Circumstances Where a Deed Attorney May Be Required
There are several different life events that may require home buyers or home owners to consult a deed transfer attorney. In some cases, this will involve making an entirely new deed.
In others, it may be simply altering the existing deed. The following circumstances may necessitate a change in deed status:
- Buying a home
- Selling a home
- Transferring ownership of property to a trust or corporation
- Giving away property as a gift
- Marriage or divorce
- Executing the will of a deceased relative
- Refinancing a mortgage
- Taking equity out on the home
- Getting a home equity line of credit
The Deed Transfer Process and Deed Recording Explained
First, you will want to hire a qualified deed attorney to prepare and file the real estate transfer deed.
You will need to provide basic information about the property and any individuals who will be listed on the title. With this information, the real estate attorney will make inquiries about title to ensure it is secure and to establish a legal definition of the property.
From there, the deed transfer attorney will prepare a new deed which will need to be signed and notarized.
Once the deed is signed and completed, the conveyance process is essentially complete.
However, to provide the most protection to your property transfer, you will need to record the new deed in the county where the property is located.
The recording of a deed essentially provides protection against other claims to ownership of the property.
Are you considering buying or selling property?
Have you already begun the real estate transaction process and need advice on how to proceed?

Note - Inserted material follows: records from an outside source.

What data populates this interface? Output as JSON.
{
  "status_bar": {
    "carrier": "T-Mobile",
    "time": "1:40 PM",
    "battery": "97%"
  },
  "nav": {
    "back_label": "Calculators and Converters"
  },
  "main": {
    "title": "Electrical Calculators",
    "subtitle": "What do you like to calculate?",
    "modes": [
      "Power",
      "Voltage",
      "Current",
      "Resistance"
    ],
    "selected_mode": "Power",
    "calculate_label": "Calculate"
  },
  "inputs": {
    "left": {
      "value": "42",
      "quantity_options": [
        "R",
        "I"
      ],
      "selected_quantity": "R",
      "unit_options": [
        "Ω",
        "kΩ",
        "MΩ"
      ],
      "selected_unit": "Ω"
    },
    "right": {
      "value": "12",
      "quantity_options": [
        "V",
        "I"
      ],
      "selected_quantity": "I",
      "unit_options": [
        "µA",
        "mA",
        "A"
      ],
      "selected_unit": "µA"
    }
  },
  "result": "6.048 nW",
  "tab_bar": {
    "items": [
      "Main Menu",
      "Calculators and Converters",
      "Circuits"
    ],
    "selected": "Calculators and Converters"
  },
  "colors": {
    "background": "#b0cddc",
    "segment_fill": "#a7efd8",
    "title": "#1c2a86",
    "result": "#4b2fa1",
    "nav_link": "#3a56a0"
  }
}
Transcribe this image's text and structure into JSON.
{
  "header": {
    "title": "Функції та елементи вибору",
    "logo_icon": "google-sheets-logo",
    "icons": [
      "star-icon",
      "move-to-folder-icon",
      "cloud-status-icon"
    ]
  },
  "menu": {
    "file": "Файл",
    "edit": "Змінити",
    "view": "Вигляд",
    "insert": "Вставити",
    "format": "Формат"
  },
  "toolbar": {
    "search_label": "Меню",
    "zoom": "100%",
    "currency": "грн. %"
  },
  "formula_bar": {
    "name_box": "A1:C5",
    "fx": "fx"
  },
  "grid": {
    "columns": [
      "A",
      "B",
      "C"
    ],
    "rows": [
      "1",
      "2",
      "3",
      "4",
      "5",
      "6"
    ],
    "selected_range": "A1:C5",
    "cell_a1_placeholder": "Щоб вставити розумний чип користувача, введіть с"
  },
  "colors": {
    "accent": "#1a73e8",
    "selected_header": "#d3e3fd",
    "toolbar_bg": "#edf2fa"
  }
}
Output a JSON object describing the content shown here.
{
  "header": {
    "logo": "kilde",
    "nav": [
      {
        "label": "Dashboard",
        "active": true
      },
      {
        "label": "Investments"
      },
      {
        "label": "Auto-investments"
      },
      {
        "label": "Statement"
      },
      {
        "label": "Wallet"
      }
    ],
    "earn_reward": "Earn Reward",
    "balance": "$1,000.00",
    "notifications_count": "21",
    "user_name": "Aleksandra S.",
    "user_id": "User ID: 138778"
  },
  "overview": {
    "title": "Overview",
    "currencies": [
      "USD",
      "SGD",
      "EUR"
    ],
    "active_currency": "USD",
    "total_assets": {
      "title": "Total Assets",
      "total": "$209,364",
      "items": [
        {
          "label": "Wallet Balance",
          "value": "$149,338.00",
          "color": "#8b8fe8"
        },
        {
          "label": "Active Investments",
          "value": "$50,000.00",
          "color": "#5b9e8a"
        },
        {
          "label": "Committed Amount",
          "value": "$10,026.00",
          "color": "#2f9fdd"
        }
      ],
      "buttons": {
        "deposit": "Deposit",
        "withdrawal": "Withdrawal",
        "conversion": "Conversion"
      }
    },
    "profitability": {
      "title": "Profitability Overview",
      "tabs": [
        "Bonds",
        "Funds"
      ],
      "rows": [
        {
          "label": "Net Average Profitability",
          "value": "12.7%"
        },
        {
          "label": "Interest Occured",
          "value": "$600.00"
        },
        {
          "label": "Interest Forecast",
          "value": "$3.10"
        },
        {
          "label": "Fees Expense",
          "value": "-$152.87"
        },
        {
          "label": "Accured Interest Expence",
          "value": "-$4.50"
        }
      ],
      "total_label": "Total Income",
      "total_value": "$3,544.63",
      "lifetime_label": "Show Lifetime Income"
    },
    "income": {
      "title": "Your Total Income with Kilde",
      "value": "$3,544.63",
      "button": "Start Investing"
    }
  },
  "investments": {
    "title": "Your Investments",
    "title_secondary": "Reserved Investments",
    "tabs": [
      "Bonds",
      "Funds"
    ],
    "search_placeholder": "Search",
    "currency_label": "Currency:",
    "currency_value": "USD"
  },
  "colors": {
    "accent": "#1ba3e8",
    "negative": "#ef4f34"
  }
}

At the Law Office of Yuriy Moshes, we assist clients who buy or sell property in the greater New York City area including all of its boroughs (Manhattan, Brooklyn, Queens, the Bronx, and Staten Island) as well as Northern New Jersey, Long Island, and Upstate New York.